● **What needs to be done**
From the material below, return every line that includes "JSON".

● **Task inputs**
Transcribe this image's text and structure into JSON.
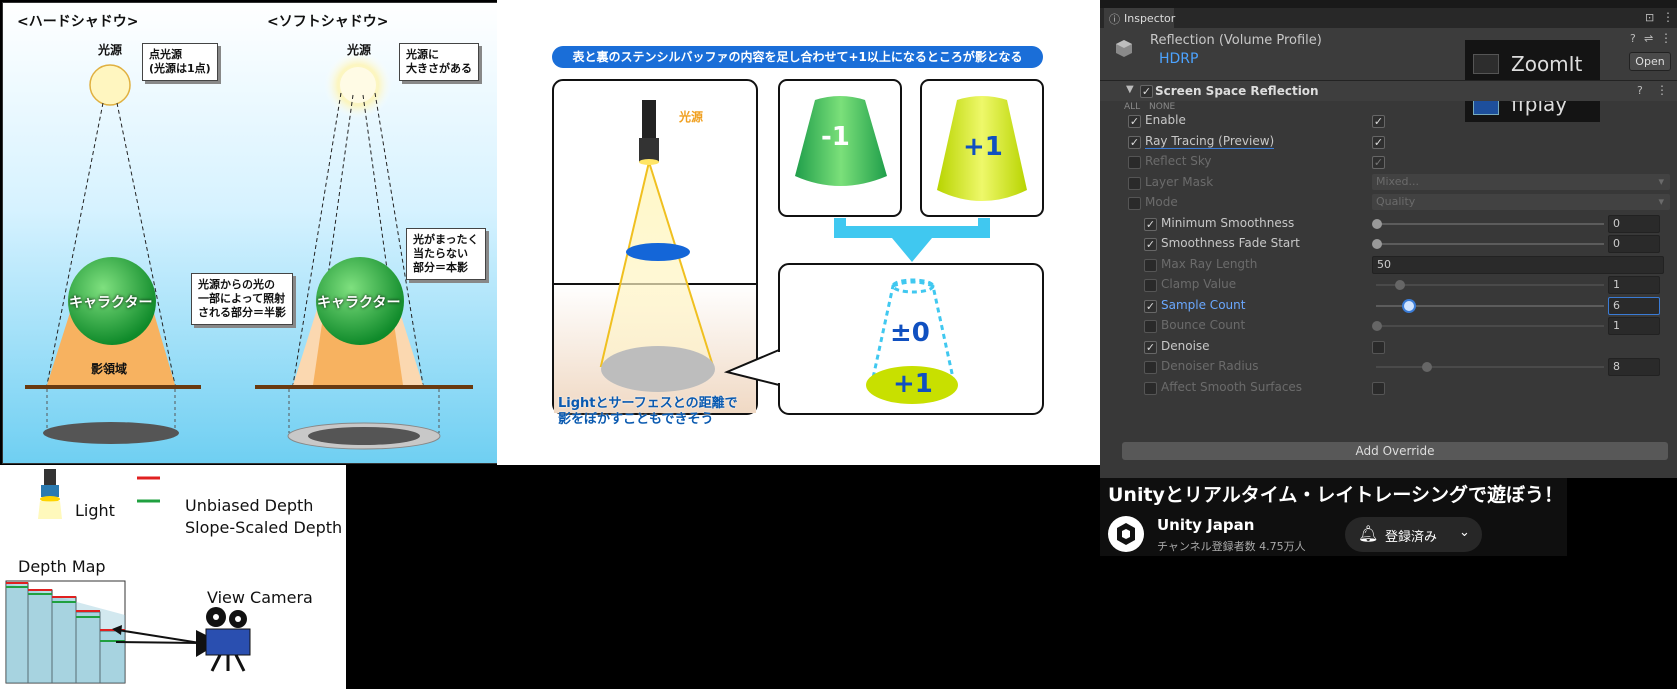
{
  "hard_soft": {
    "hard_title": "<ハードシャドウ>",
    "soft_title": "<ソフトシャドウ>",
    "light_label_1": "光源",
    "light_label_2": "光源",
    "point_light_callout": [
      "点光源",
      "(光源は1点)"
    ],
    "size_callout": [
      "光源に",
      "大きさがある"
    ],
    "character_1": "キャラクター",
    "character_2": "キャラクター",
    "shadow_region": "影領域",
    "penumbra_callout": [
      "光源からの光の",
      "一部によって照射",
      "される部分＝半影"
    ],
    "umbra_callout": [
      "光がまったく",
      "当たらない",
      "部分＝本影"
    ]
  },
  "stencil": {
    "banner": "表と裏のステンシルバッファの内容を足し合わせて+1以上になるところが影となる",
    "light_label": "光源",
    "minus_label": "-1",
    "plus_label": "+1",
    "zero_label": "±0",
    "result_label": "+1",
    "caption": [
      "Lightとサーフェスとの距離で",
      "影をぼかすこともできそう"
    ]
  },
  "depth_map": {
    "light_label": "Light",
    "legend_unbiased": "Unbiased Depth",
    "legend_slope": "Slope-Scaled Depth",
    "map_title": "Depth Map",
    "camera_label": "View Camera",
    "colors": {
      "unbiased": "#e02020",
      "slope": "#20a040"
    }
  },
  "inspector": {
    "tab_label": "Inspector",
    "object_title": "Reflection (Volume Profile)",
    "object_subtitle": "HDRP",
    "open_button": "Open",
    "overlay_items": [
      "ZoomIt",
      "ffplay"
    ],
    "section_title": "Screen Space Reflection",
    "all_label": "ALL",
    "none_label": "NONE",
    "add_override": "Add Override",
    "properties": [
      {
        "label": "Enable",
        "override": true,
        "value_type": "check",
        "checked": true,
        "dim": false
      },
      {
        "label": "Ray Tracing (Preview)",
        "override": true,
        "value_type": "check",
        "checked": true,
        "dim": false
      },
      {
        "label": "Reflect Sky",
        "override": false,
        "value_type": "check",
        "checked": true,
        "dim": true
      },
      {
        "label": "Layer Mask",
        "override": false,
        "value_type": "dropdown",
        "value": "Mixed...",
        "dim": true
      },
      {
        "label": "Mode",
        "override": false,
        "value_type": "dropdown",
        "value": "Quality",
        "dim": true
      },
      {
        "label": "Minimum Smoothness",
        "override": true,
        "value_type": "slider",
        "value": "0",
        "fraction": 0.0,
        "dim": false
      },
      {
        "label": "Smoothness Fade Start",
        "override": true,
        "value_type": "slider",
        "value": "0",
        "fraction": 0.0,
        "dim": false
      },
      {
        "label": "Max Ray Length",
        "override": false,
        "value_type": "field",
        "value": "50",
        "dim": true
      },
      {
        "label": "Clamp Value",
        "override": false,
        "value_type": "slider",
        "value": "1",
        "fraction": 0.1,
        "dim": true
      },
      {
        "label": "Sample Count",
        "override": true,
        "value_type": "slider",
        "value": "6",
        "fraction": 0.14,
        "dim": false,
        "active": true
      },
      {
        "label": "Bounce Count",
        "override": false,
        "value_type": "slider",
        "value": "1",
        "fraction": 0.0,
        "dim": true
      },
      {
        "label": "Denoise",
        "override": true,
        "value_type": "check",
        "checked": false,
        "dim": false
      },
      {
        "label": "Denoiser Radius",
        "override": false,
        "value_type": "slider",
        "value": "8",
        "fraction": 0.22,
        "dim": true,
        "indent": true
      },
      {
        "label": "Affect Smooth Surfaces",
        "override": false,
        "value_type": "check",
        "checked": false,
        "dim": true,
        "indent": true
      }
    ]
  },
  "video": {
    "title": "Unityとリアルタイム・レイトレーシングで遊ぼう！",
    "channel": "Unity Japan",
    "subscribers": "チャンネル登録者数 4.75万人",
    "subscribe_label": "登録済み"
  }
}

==

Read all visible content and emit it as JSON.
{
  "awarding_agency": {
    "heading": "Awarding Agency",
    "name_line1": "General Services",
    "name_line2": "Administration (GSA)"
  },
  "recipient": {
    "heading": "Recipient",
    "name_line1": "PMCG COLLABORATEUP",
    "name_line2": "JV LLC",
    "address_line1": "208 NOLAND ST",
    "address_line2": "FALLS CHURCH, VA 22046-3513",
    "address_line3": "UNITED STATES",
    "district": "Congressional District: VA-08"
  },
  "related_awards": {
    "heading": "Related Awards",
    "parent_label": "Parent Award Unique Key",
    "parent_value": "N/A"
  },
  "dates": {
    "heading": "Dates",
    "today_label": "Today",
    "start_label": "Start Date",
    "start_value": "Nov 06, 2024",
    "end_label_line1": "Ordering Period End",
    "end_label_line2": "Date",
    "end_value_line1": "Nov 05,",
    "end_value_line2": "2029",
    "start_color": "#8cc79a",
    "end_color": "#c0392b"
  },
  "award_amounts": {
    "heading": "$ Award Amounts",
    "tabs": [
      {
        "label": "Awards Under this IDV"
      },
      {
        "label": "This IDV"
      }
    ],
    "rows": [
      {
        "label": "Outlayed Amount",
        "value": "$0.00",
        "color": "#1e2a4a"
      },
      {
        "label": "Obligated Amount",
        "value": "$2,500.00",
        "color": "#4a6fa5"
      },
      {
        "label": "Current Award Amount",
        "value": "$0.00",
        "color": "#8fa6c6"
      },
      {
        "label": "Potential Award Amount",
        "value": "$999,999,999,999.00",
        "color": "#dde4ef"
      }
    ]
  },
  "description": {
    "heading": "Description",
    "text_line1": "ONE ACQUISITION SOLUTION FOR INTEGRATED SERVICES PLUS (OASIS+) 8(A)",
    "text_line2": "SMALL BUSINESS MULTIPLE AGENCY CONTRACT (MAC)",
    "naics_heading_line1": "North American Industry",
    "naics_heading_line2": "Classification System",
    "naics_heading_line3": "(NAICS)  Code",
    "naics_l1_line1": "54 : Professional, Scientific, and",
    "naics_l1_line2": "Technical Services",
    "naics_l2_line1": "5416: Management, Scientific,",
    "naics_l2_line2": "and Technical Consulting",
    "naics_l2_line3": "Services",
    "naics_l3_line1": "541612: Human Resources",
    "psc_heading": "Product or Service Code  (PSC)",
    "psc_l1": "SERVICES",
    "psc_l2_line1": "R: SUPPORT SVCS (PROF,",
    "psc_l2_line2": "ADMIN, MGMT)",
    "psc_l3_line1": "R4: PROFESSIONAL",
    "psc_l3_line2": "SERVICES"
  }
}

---

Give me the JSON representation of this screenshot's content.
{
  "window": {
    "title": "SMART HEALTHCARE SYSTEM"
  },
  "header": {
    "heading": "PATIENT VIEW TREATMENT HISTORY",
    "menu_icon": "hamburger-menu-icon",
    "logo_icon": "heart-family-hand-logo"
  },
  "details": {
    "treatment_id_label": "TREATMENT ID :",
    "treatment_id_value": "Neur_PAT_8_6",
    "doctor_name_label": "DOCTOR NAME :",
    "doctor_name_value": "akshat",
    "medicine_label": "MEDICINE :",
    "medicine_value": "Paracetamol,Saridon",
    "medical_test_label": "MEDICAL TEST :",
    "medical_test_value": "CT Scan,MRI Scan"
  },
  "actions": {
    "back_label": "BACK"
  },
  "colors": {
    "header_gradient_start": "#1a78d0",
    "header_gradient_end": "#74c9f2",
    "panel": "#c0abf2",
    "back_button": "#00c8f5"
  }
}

● **Task output**
Transcribe this image's text and structure into JSON.
Read all visible content and emit it as JSON.
Give me the JSON representation of this screenshot's content.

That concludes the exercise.